What do you do with that cork you just popped out of a wine bottle? Most likely you throw it away (you certainly don’t sniff it). Cork is a renewable crop; cork tree barks grow back nine years after harvest. Why not keep the cycle going with used corks? We all pop more than 13 billion corks every year.
Cork comes from Cork Oak trees, and Portugal is the largest producer of cork worldwide. There’s the ongoing debate about cork being the best closure for wine bottles. It gets points for being sustainable and biodegradable, and for allowing a little air into wine to help it age. Downsides include cork taint, trichloroanisole (TCA), and over time, cork can dry out and often crumbles when when you try to pull it out of an older bottle of wine.

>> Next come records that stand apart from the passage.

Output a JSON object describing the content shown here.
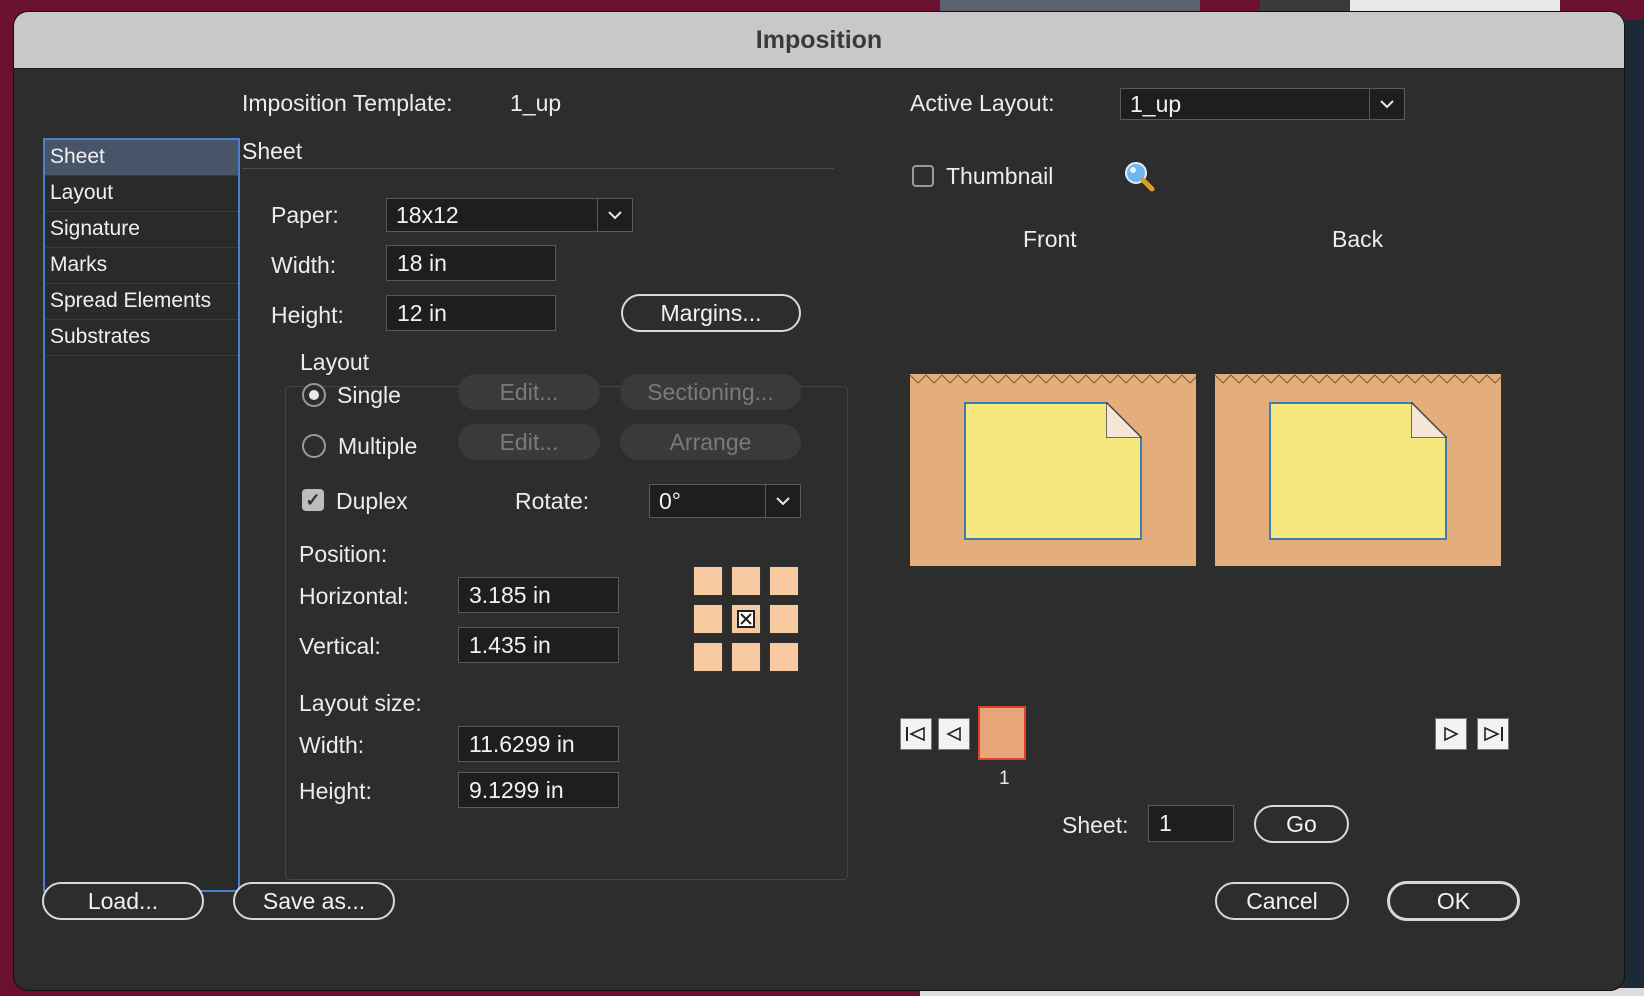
{
  "dialog": {
    "title": "Imposition"
  },
  "template": {
    "label": "Imposition Template:",
    "value": "1_up"
  },
  "active_layout": {
    "label": "Active Layout:",
    "value": "1_up"
  },
  "sidebar": {
    "items": [
      {
        "label": "Sheet",
        "active": true
      },
      {
        "label": "Layout"
      },
      {
        "label": "Signature"
      },
      {
        "label": "Marks"
      },
      {
        "label": "Spread Elements"
      },
      {
        "label": "Substrates"
      }
    ]
  },
  "section": {
    "title": "Sheet"
  },
  "paper": {
    "label": "Paper:",
    "value": "18x12"
  },
  "width": {
    "label": "Width:",
    "value": "18 in"
  },
  "height": {
    "label": "Height:",
    "value": "12 in"
  },
  "margins_button": "Margins...",
  "layout_group": {
    "title": "Layout",
    "single_label": "Single",
    "multiple_label": "Multiple",
    "edit_label": "Edit...",
    "sectioning_label": "Sectioning...",
    "arrange_label": "Arrange",
    "duplex_label": "Duplex",
    "rotate_label": "Rotate:",
    "rotate_value": "0°"
  },
  "position": {
    "title": "Position:",
    "horizontal_label": "Horizontal:",
    "horizontal_value": "3.185 in",
    "vertical_label": "Vertical:",
    "vertical_value": "1.435 in"
  },
  "layout_size": {
    "title": "Layout size:",
    "width_label": "Width:",
    "width_value": "11.6299 in",
    "height_label": "Height:",
    "height_value": "9.1299 in"
  },
  "preview": {
    "thumbnail_label": "Thumbnail",
    "front_label": "Front",
    "back_label": "Back",
    "page_number": "1",
    "sheet_label": "Sheet:",
    "sheet_value": "1",
    "go_label": "Go"
  },
  "footer": {
    "load": "Load...",
    "save_as": "Save as...",
    "cancel": "Cancel",
    "ok": "OK"
  },
  "colors": {
    "sheet_bg": "#e4ad7c",
    "page_fill": "#f6e87e",
    "page_border": "#3a7fb0",
    "accent": "#4a7fd0",
    "selected_thumb": "#e8a57a"
  }
}
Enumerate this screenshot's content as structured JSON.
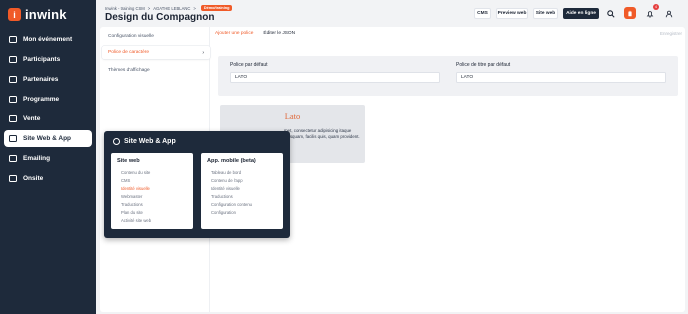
{
  "app": {
    "logo_text": "inwink",
    "logo_glyph": "i"
  },
  "sidebar": {
    "items": [
      {
        "label": "Mon événement",
        "icon": "calendar-icon",
        "active": false
      },
      {
        "label": "Participants",
        "icon": "participants-icon",
        "active": false
      },
      {
        "label": "Partenaires",
        "icon": "partners-icon",
        "active": false
      },
      {
        "label": "Programme",
        "icon": "programme-icon",
        "active": false
      },
      {
        "label": "Vente",
        "icon": "cart-icon",
        "active": false
      },
      {
        "label": "Site Web & App",
        "icon": "globe-icon",
        "active": true
      },
      {
        "label": "Emailing",
        "icon": "mail-icon",
        "active": false
      },
      {
        "label": "Onsite",
        "icon": "onsite-icon",
        "active": false
      }
    ]
  },
  "header": {
    "breadcrumb": [
      "Inwink - training CSM",
      ">",
      "AGATHE LEBLANC",
      ">"
    ],
    "badge": "Démo/training",
    "title": "Design du Compagnon",
    "buttons": {
      "cms": "CMS",
      "preview_web": "Preview web",
      "site_web": "Site web",
      "help": "Aide en ligne"
    },
    "icons": [
      "search-icon",
      "avatar-icon",
      "bell-icon",
      "user-icon"
    ],
    "notification_count": "4"
  },
  "subnav": {
    "items": [
      {
        "label": "Configuration visuelle",
        "active": false
      },
      {
        "label": "Police de caractère",
        "active": true
      },
      {
        "label": "Thèmes d'affichage",
        "active": false
      }
    ]
  },
  "tabs": {
    "add_font": "Ajouter une police",
    "edit_json": "Éditer le JSON",
    "save": "Enregistrer"
  },
  "font_form": {
    "default_label": "Police par défaut",
    "default_value": "LATO",
    "title_label": "Police de titre par défaut",
    "title_value": "LATO"
  },
  "preview": {
    "title": "Lato",
    "text": "met, consectetur adipisicing itaque quisquam, facilis quis, quam provident."
  },
  "dropdown": {
    "heading": "Site Web & App",
    "site_web": {
      "title": "Site web",
      "links": [
        "Contenu du site",
        "CMS",
        "Identité visuelle",
        "Webmaster",
        "Traductions",
        "Plan du site",
        "Activité site web"
      ],
      "active_index": 2
    },
    "app_mobile": {
      "title": "App. mobile (beta)",
      "links": [
        "Tableau de bord",
        "Contenu de l'app",
        "Identité visuelle",
        "Traductions",
        "Configuration contenu",
        "Configuration"
      ]
    }
  },
  "colors": {
    "accent": "#f05a28",
    "sidebar_bg": "#1e2a3b",
    "page_bg": "#f2f3f5"
  }
}
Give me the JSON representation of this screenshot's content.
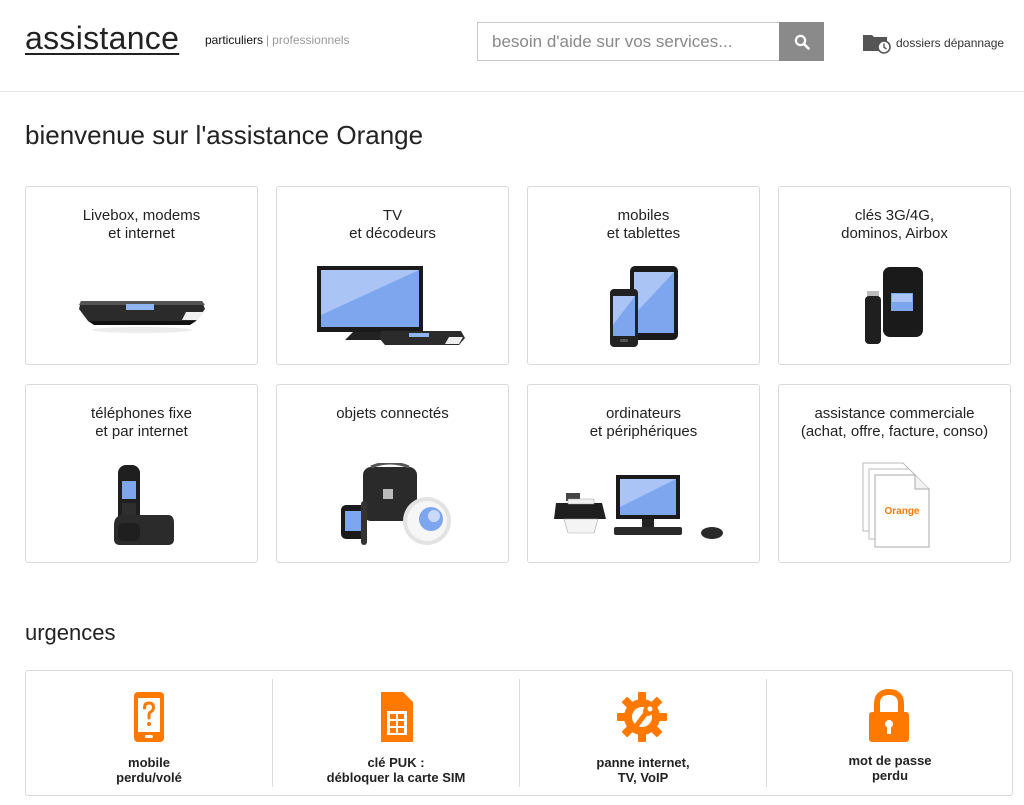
{
  "header": {
    "logo": "assistance",
    "segment_active": "particuliers",
    "segment_separator": "|",
    "segment_other": "professionnels",
    "search_placeholder": "besoin d'aide sur vos services...",
    "search_icon": "search-icon",
    "folders_label": "dossiers dépannage",
    "folders_icon": "folder-clock-icon"
  },
  "page_title": "bienvenue sur l'assistance Orange",
  "tiles": [
    {
      "label": "Livebox, modems\net internet",
      "icon": "livebox-icon"
    },
    {
      "label": "TV\net décodeurs",
      "icon": "tv-icon"
    },
    {
      "label": "mobiles\net tablettes",
      "icon": "mobile-tablet-icon"
    },
    {
      "label": "clés 3G/4G,\ndominos, Airbox",
      "icon": "usb-key-icon"
    },
    {
      "label": "téléphones fixe\net par internet",
      "icon": "home-phone-icon"
    },
    {
      "label": "objets connectés",
      "icon": "connected-objects-icon"
    },
    {
      "label": "ordinateurs\net périphériques",
      "icon": "computer-icon"
    },
    {
      "label": "assistance commerciale\n(achat, offre, facture, conso)",
      "icon": "invoice-icon",
      "doc_text": "Orange"
    }
  ],
  "urgences": {
    "title": "urgences",
    "items": [
      {
        "label": "mobile\nperdu/volé",
        "icon": "lost-phone-icon"
      },
      {
        "label": "clé PUK :\ndébloquer la carte SIM",
        "icon": "sim-card-icon"
      },
      {
        "label": "panne internet,\nTV, VoIP",
        "icon": "gear-wrench-icon"
      },
      {
        "label": "mot de passe\nperdu",
        "icon": "padlock-icon"
      }
    ]
  },
  "colors": {
    "accent": "#ff7900",
    "text": "#222222",
    "border": "#d9d9d9",
    "search_button": "#8a8a8a"
  }
}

You know you can recycle wine bottles (and if you don’t, Earth Day on April 22 is a good time to start). You may not know that you can also recycle corks, but you can. And I’m not talking about home crafting them into coasters or bulletin boards.Read more